▶ [Work to complete]: Look through the listing and locate every line containing the word "letters"; copy those lines.

+ + + + + + +

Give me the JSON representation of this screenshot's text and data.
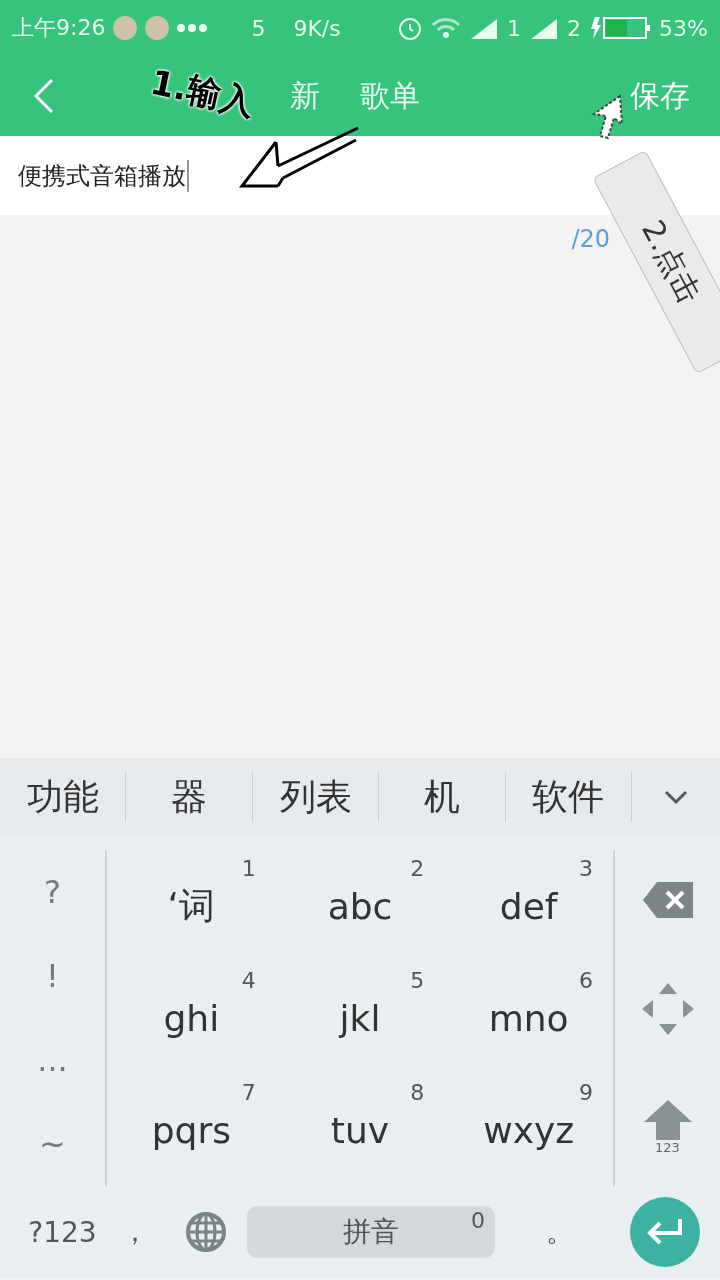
{
  "status_bar": {
    "time": "上午9:26",
    "speed_parts": [
      "5",
      "9K/s"
    ],
    "sims": [
      "1",
      "2"
    ],
    "battery": "53%"
  },
  "header": {
    "title_parts": [
      "新",
      "歌单"
    ],
    "save": "保存"
  },
  "name_field": {
    "value": "便携式音箱播放"
  },
  "counter": "/20",
  "candidates": [
    "功能",
    "器",
    "列表",
    "机",
    "软件"
  ],
  "symbols": [
    "?",
    "!",
    "...",
    "~"
  ],
  "keys": [
    {
      "letters": "‘词",
      "digit": "1"
    },
    {
      "letters": "abc",
      "digit": "2"
    },
    {
      "letters": "def",
      "digit": "3"
    },
    {
      "letters": "ghi",
      "digit": "4"
    },
    {
      "letters": "jkl",
      "digit": "5"
    },
    {
      "letters": "mno",
      "digit": "6"
    },
    {
      "letters": "pqrs",
      "digit": "7"
    },
    {
      "letters": "tuv",
      "digit": "8"
    },
    {
      "letters": "wxyz",
      "digit": "9"
    }
  ],
  "shift_label": "123",
  "bottom_row": {
    "mode": "?123",
    "comma": "，",
    "space": "拼音",
    "space_hint": "0",
    "period": "。"
  },
  "annotations": [
    {
      "text": "1.输入"
    },
    {
      "text": "2.点击"
    }
  ]
}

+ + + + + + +

▶ [Solved exercise]:
      "letters": "‘词",
      "letters": "abc",
      "letters": "def",
      "letters": "ghi",
      "letters": "jkl",
      "letters": "mno",
      "letters": "pqrs",
      "letters": "tuv",
      "letters": "wxyz",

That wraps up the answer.